Individuals are prone to hating each other, but according to the Gospel of Luke, people should love their enemies and extend good deeds to those who hate them. It is equally essential for individuals to do others what they believe is appropriate to them. Christians should be prepared to go an extra mile compared to sinners, in terms of loving their enemies. Luke’s outlook on loving our enemies is also supported by Matthew and Mark, who reiterated that we should love our neighbors just as if we love ourselves. Thus, Christians should be capable of loving unconditionally, just like God, who provides sunshine and rain to both righteous and unrighteous.
An enemy is someone that an individual does not feel kind towards or somebody that an individual seems to wish that he/she does not exist. According to Charles, this passage implies that it is obvious that individuals must have enemies (182). One commentary about loving our enemies underlined that it is hard for one to adhere to what Luke has indicated in the passage, particularly when individuals lack tolerance and believe that one day, God will exercise justice. Jesus utilized hyperbole to make a point, rather than stretching the truth. Hence, extending good deeds, blessing, and praying for our enemies can help them to change their attitude and begin to love us.
In another commentary, Jesus’ commandment about love seems beyond human ability. However, according to Luke, serving the Lord might attract enmity from people with who we interact frequently. Hating and hurting our enemies could be a natural response, but as Christians, we should extend love to those who hate us. Jesus advised that we should act positively toward our enemies, as we have no excuse for not treating other people well. In addition, we should not take literary some of Jesus’ teachings because they relied on the ancient culture. The slap in the face indicates an insult; hence, if we are insulted, we should avoid retaliation. The most essential part of this passage is to do others, as we would wish them to do to us.
The Gospel of Matthew also touched on loving our enemies.

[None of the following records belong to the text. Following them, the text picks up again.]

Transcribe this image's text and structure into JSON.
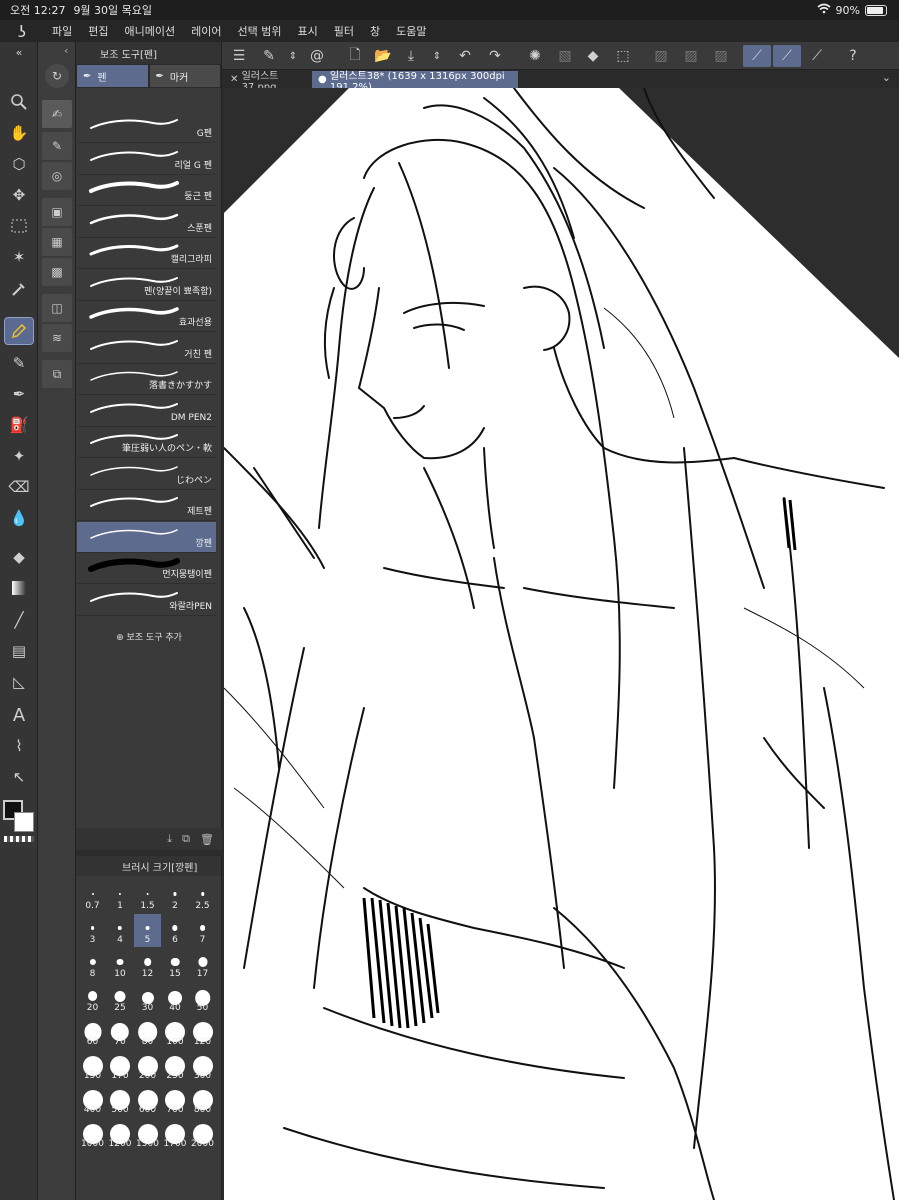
{
  "status": {
    "time": "오전 12:27",
    "date": "9월 30일 목요일",
    "battery": "90%",
    "battery_level": 0.9
  },
  "menu": [
    "파일",
    "편집",
    "애니메이션",
    "레이어",
    "선택 범위",
    "표시",
    "필터",
    "창",
    "도움말"
  ],
  "subtool": {
    "header": "보조 도구[펜]",
    "tabs": [
      "펜",
      "마커"
    ],
    "brushes": [
      "G펜",
      "리얼 G 펜",
      "둥근 펜",
      "스푼펜",
      "캘리그라피",
      "펜(양끝이 뾰족함)",
      "효과선용",
      "거친 펜",
      "落書きかすかす",
      "DM PEN2",
      "筆圧弱い人のペン・軟",
      "じわペン",
      "제트펜",
      "깡펜",
      "먼지뭉탱이펜",
      "와랄라PEN"
    ],
    "active_brush": "깡펜",
    "add_label": "보조 도구 추가"
  },
  "brush_size": {
    "header": "브러시 크기[깡펜]",
    "sizes": [
      "0.7",
      "1",
      "1.5",
      "2",
      "2.5",
      "3",
      "4",
      "5",
      "6",
      "7",
      "8",
      "10",
      "12",
      "15",
      "17",
      "20",
      "25",
      "30",
      "40",
      "50",
      "60",
      "70",
      "80",
      "100",
      "120",
      "150",
      "170",
      "200",
      "250",
      "300",
      "400",
      "500",
      "600",
      "700",
      "800",
      "1000",
      "1200",
      "1500",
      "1700",
      "2000"
    ],
    "active": "5"
  },
  "canvas_tabs": [
    {
      "label": "일러스트37.png"
    },
    {
      "label": "일러스트38* (1639 x 1316px 300dpi 191.2%)"
    }
  ],
  "colors": {
    "accent": "#5c6b8e",
    "main_color": "#111111",
    "sub_color": "#ffffff"
  }
}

In Matthew 5:43-48, the Bible emphasized loving our enemies so that we can become God’s children. The difference between Luke and Matthew is that while Luke compares Christians with sinners (verse 32), Matthew compares them with tax collectors (verse 46). Matthew advises Christians to be perfect, just like God, by doing what pagans are unable to do. While Luke talks of mercy, Matthew talks of perfection in God’s deeds.
However, Mark does not underline the subject of loving our enemies directly. Instead, Mark urged Christians to love their neighbors as they love themselves (Mark 12:31). This does not imply that all our neighbors are our friends or our enemies, but believers should love them just as if they love themselves so that they can remain closer to God. In this case, love is unconditional since it does not separate friends and enemies among our neighbors.
The appropriate hermeneutical approach for Luke’s passage on loving our enemies is through business dealings. In business, people can refuse to pay, abuse you for poor services, or become jealous due to your progress. Although Jesus’ strategy does not seem to be an appropriate commercial lending policy, it can help businesspersons to develop good relationships with their customers. The best way that a believer can survive in the business world is to use the right channels to deal with conflicts and to follow Jesus’ teachings while maintaining a competitive edge. Jesus’ teaching on lending to sinners implied that creditors and debtors should not fight due to unpaid loans (Lap Yan 83).
Personally, I agree with the above commentaries because loving our enemies can be the hardest thing that an individual can do. It is unimaginable to love somebody who has caused you miseries and pain, yet the Bible tells us that we would be rewarded highly if we do so. However, the reward for being good to others can help believers to remain committed to God’s teachings of love. By praying to our enemies and avoiding confrontations with them, God can help us to deal with inner hatred, which could restrain us from living according to his will.
My opinion is that we should not hate our enemies, as doing so will make them hate us more. Christians should endeavor to act differently since most of what is deemed natural can also be done by nonbelievers. Hence, Christians should be tolerant and not to be quick in judging others. Being committed to Christianity is a matter of doing what we would like others to do to us. This passage is for those who dare to listen, and are keen to follow God’s teaching.
In conclusion, Christians should love their enemies, in addition to assisting them with their issues without expecting any reward from them. They should avoid loving demonstrating love to only those who can reciprocate, but rather extend their love to people who despise them. Striking one’s cheek means avoiding confrontations by choosing to remain calm. Believers should always figure out what they can do to help their neighbors, rather than blaming others for their miseries. They should tolerate their neighbors’ acts and persist in showing love to them. Being God’s children is the aspiration of all believers, hence, they should remain close to those who mistreat and persecute them.
Charles, Henry J. Ongoing Conversion: From Good to Better: The Homilies of Reverend Fr. Henry J. Charles. Bloomington, IN: Xlibris, 2014. Print.
Lap Yan, Kung. “Love Your Enemies: A Theology For Aliens In Their Native Land: The Chin In Myanmar.” Studies In World Christianity 15.1 (2009): 81-99. Academic Search Premier. Web. 22 Feb. 2016.